Dataset rows for apps and sites
• • • •

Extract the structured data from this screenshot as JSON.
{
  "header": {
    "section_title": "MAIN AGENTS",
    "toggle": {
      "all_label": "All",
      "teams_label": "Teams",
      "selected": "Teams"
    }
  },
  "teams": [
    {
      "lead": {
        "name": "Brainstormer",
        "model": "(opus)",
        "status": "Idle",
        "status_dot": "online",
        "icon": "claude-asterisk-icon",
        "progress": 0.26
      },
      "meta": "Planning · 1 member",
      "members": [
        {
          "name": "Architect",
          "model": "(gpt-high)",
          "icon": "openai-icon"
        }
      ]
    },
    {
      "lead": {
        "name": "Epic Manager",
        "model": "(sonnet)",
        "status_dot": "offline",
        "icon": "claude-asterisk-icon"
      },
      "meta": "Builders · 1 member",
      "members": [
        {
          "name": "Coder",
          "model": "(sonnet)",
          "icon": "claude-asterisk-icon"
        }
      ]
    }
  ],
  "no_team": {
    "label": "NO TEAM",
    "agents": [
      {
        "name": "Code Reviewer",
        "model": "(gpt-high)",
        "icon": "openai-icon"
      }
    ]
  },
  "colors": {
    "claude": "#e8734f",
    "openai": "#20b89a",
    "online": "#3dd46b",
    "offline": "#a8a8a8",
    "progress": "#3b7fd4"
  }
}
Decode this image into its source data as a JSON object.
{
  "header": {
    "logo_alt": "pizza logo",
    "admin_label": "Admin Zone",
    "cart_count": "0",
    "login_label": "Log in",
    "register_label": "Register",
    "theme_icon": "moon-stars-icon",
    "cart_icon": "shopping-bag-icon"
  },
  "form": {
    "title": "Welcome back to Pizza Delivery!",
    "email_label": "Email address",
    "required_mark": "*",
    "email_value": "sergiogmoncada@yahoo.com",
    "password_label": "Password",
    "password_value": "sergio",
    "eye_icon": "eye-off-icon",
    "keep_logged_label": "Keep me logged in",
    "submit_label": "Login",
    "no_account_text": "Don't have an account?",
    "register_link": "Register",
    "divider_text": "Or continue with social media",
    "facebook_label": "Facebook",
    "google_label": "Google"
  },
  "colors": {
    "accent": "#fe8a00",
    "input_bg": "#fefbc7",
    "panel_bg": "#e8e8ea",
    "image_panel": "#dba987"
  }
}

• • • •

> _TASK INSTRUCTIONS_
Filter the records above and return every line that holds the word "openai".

> _ANSWER_
          "icon": "openai-icon"
        "icon": "openai-icon"
    "openai": "#20b89a",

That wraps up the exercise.